Sunday, March 28, 2010

It is obvious

How can we continue to integrate technology into education with the economic challenges that we are facing- because we have to. In a perfect world educators and students would not have to deal with this. We could teach, our students could learn and testing would be a mute point because of course our students would be learning everything they need to learn. The reality is that we need to pull up our boot straps and become more fiscally responsible and creative. With teachers and staff being let go due to lack of funds, schools under increased scrutiny to test students to prove that they are "learning" and an economy that has many in this country questioning spending anything extra on education - is technology in education a necessity and can the technology be integrated for less cost and as effectively?

The answer is "that depends". Many schools are set up very well to pull back financially in their expenditures because in less leaner times they invested in computers and other technology. Other schools that have had harder times or have not made the jump to the 21st century will find it difficult to find money in their budgets for technology. On a more positive note, technology costs have come down significantly in the past years. The technology resources that are available for free or for a small cost are out there if you are willing to search. Does it take some time to find these resources? Yes it does. Do I feel that this is part of my job? I do. Of course I would love to use the latest, greatest and easiest technology. It is however not prudent in these economic times. If in my own household and in the community, the state, and beyond we are being asked to budget better, it is fair that we in our schools have to do the same.
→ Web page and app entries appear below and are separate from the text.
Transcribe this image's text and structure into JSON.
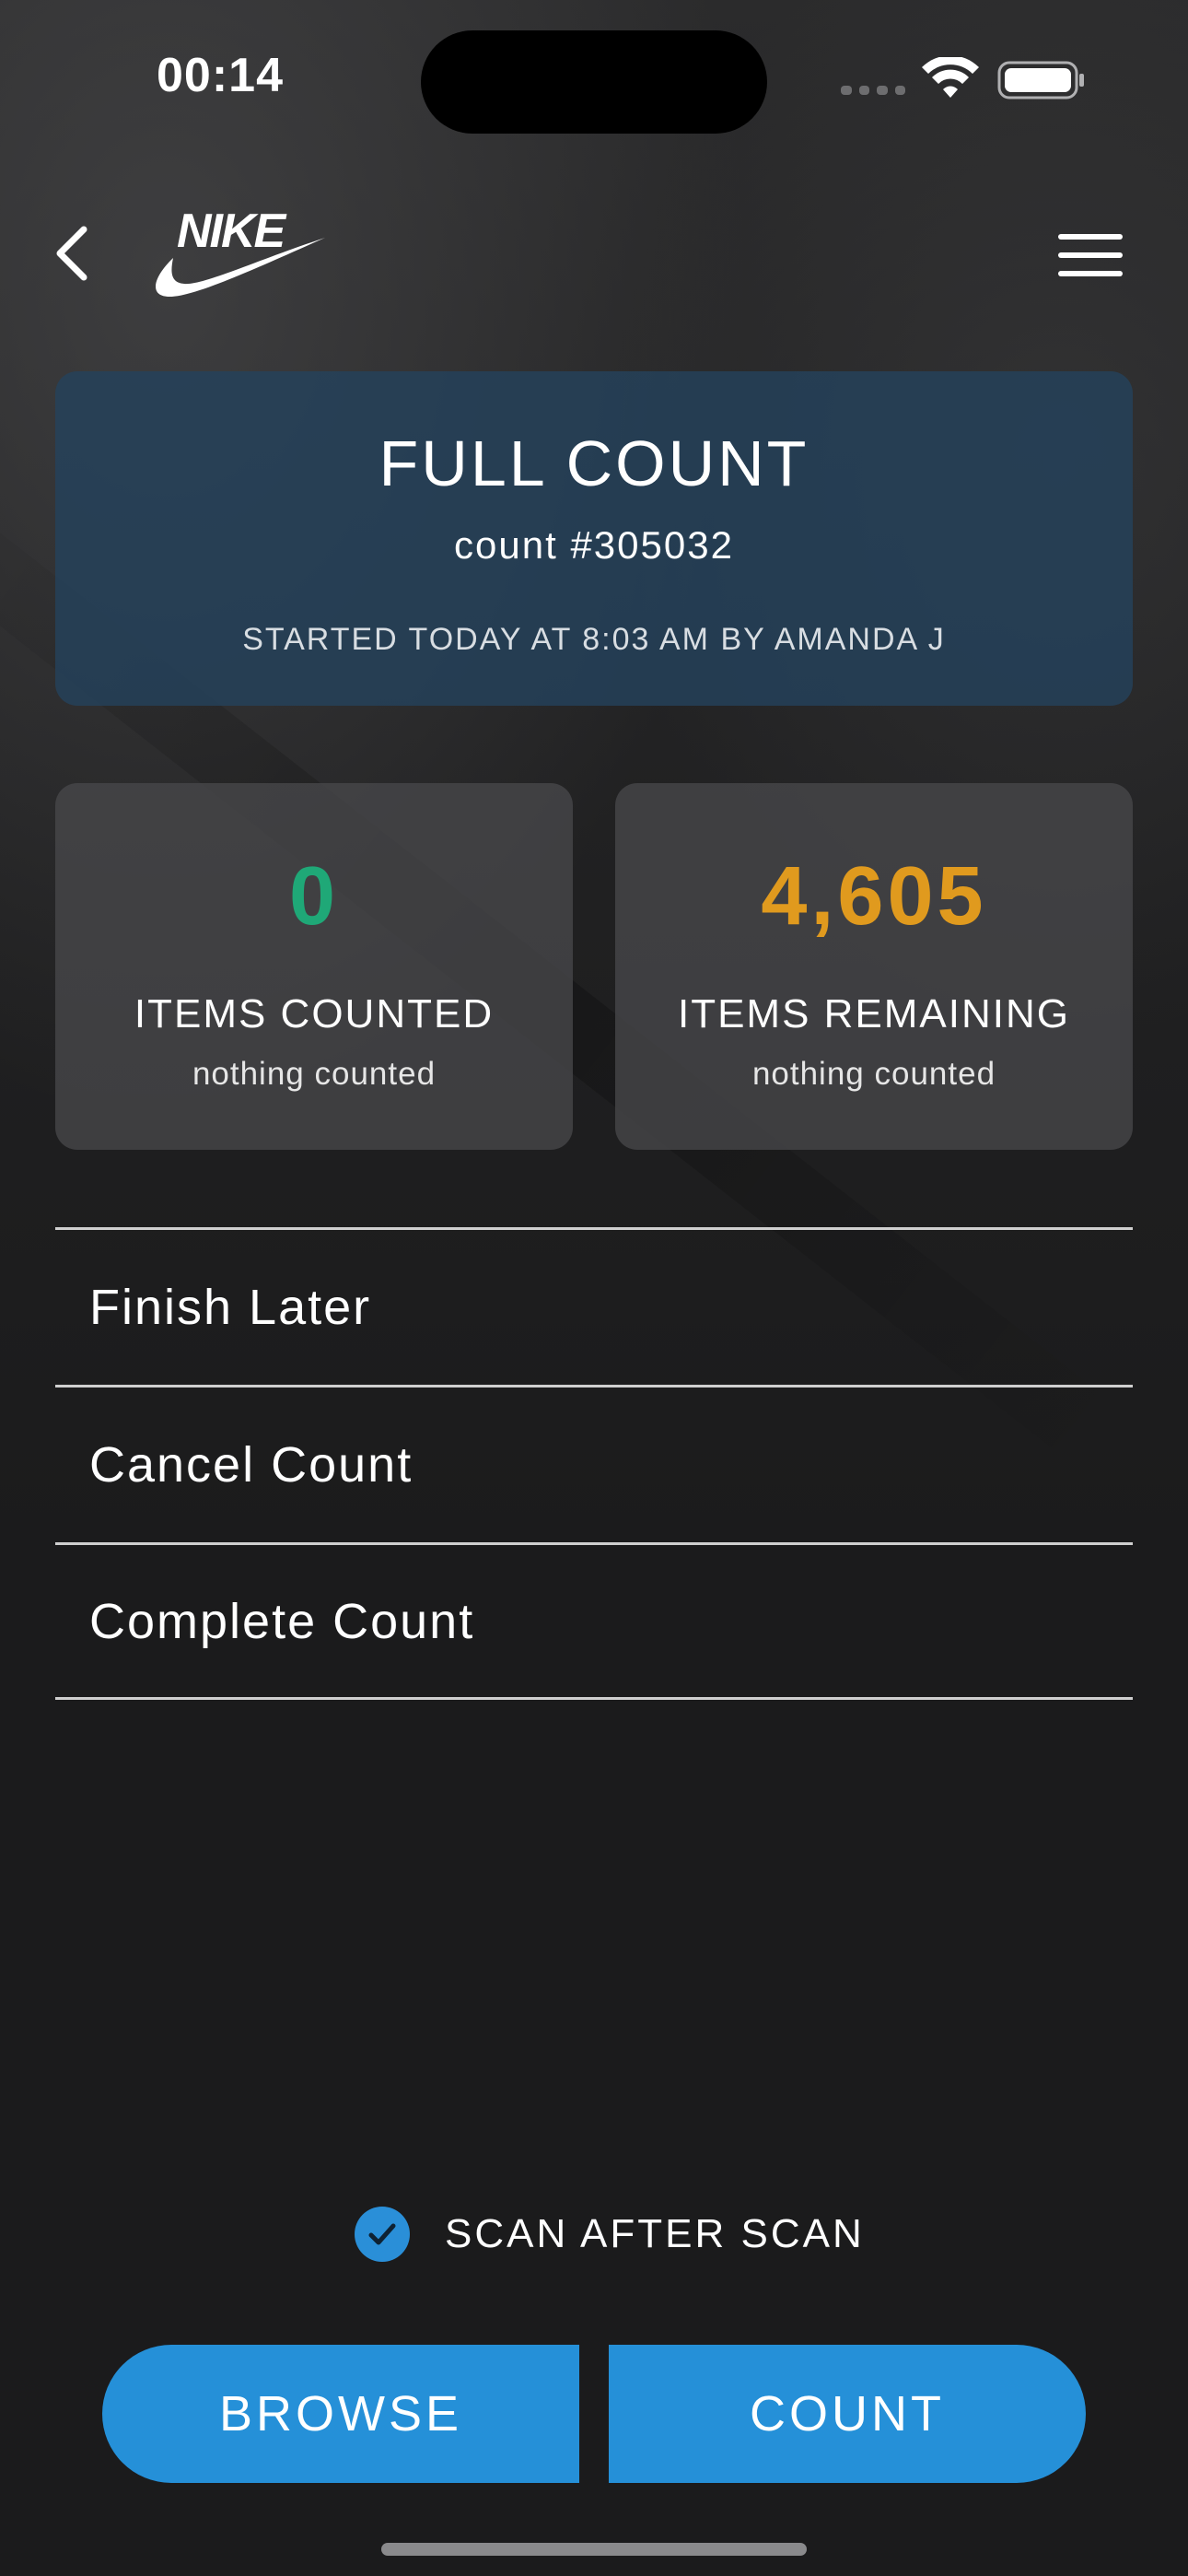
{
  "status_bar": {
    "time": "00:14"
  },
  "nav": {
    "brand": "NIKE",
    "icons": {
      "back": "chevron-left-icon",
      "menu": "hamburger-menu-icon",
      "logo": "nike-swoosh-logo"
    }
  },
  "header": {
    "title": "FULL COUNT",
    "count_id": "count #305032",
    "started": "STARTED TODAY AT 8:03 AM BY AMANDA J"
  },
  "stats": {
    "counted": {
      "value": "0",
      "label": "ITEMS COUNTED",
      "note": "nothing counted",
      "color": "#1fa877"
    },
    "remaining": {
      "value": "4,605",
      "label": "ITEMS REMAINING",
      "note": "nothing counted",
      "color": "#e09a1e"
    }
  },
  "actions": [
    {
      "label": "Finish Later"
    },
    {
      "label": "Cancel Count"
    },
    {
      "label": "Complete Count"
    }
  ],
  "scan_after_scan": {
    "label": "SCAN AFTER SCAN",
    "checked": true
  },
  "buttons": {
    "browse": "BROWSE",
    "count": "COUNT",
    "accent": "#2590d8"
  }
}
Monday, March 8, 2010

Where do we go from here?

Gloom and doom! Entire staff are being fired from schools. Layoffs of teachers and support staff for economic reasons in the United States are being realized every day. The economic divide is increasing with more children living in poverty than ever before which effects their learning and their future. Throwing money at schools is not the answer and neither is major education reform. We have to think about education in a more broad way. Education is a part of our society and culture. There has got to be a bright side to all of the negatives.
I would like to see real critical thinking about how to change fundamentally our society. It is true that the powers that be (government but also school administration and boards) affect positively or negatively the lives of our children. Ultimately our society needs to decide how we can do right by all members of this country, rich and poor and those in between.
It should not be ok that people that want to work cannot find a job, families are homeless, without health care and cannot take care of their kids. Once these things in society are addressed than education reform can move forward and the youth in this country will be better off. Our society will be better for it as well.
The question remains, where do we go from here? Will society become more divided testing our humanity or will it pull together for the common good of all? I wish I had the answers but I do remain hopeful.